Data for analysis:
------------------------------

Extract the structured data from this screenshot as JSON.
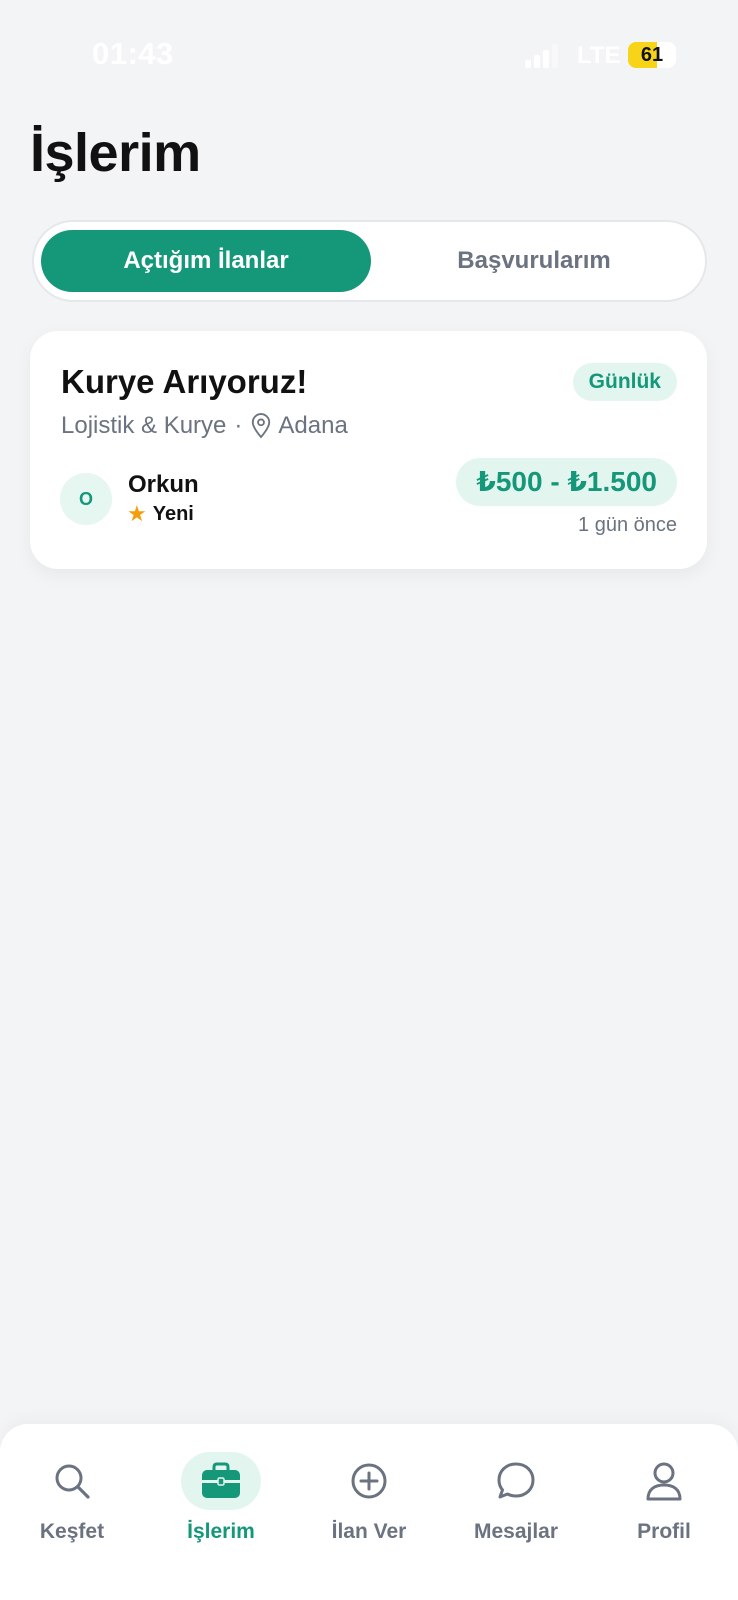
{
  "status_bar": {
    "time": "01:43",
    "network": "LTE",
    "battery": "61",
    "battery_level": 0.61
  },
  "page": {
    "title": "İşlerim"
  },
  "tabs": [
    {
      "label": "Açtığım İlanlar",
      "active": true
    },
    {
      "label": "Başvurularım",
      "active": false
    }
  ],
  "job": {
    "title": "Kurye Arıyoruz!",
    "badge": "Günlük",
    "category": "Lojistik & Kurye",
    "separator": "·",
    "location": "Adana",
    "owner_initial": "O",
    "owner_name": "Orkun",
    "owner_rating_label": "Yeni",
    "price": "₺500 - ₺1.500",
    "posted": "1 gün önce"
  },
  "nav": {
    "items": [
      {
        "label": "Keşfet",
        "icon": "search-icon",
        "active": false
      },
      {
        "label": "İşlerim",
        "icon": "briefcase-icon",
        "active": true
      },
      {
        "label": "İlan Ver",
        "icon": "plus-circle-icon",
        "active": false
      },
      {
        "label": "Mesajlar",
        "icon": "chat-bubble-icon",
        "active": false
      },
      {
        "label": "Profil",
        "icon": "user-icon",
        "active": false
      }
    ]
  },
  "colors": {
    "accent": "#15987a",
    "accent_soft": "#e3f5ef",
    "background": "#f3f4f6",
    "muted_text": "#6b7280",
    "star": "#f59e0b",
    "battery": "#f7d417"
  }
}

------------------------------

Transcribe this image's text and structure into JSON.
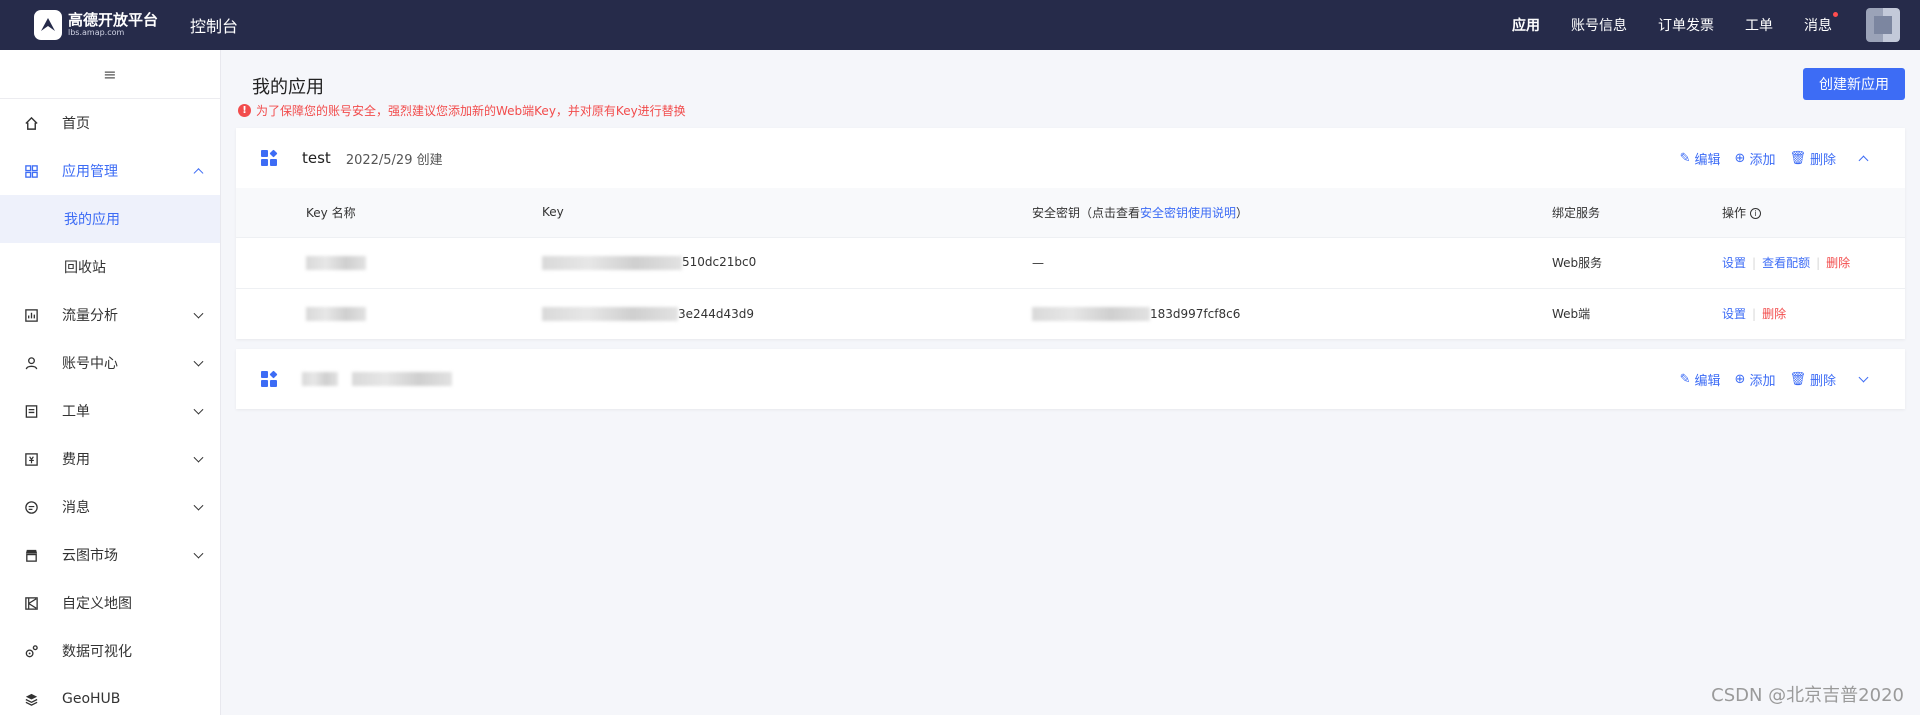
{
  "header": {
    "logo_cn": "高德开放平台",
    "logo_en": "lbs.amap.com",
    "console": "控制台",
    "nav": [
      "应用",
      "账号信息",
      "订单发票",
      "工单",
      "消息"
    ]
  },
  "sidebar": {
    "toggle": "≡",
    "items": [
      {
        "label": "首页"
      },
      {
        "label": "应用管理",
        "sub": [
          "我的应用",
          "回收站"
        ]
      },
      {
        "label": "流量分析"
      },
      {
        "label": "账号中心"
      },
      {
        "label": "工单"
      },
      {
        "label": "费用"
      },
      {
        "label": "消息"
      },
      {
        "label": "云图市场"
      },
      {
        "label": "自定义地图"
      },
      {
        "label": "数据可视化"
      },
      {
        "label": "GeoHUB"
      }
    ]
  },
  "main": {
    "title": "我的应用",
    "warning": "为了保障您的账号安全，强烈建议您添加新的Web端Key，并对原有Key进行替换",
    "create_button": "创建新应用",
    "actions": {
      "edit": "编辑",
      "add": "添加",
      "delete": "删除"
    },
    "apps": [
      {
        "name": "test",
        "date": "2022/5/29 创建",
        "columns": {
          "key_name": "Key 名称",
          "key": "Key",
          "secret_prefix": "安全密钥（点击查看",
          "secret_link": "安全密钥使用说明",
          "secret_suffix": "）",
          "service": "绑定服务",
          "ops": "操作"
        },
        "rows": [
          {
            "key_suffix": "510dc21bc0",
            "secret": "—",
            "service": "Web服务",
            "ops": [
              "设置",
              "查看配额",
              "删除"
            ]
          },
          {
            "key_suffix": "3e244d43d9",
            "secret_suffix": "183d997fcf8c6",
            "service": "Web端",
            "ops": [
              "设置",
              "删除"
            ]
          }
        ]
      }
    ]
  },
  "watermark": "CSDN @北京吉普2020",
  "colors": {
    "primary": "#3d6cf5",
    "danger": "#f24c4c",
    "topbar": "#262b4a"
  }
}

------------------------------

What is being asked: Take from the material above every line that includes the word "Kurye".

Response:
    "title": "Kurye Arıyoruz!",
    "category": "Lojistik & Kurye",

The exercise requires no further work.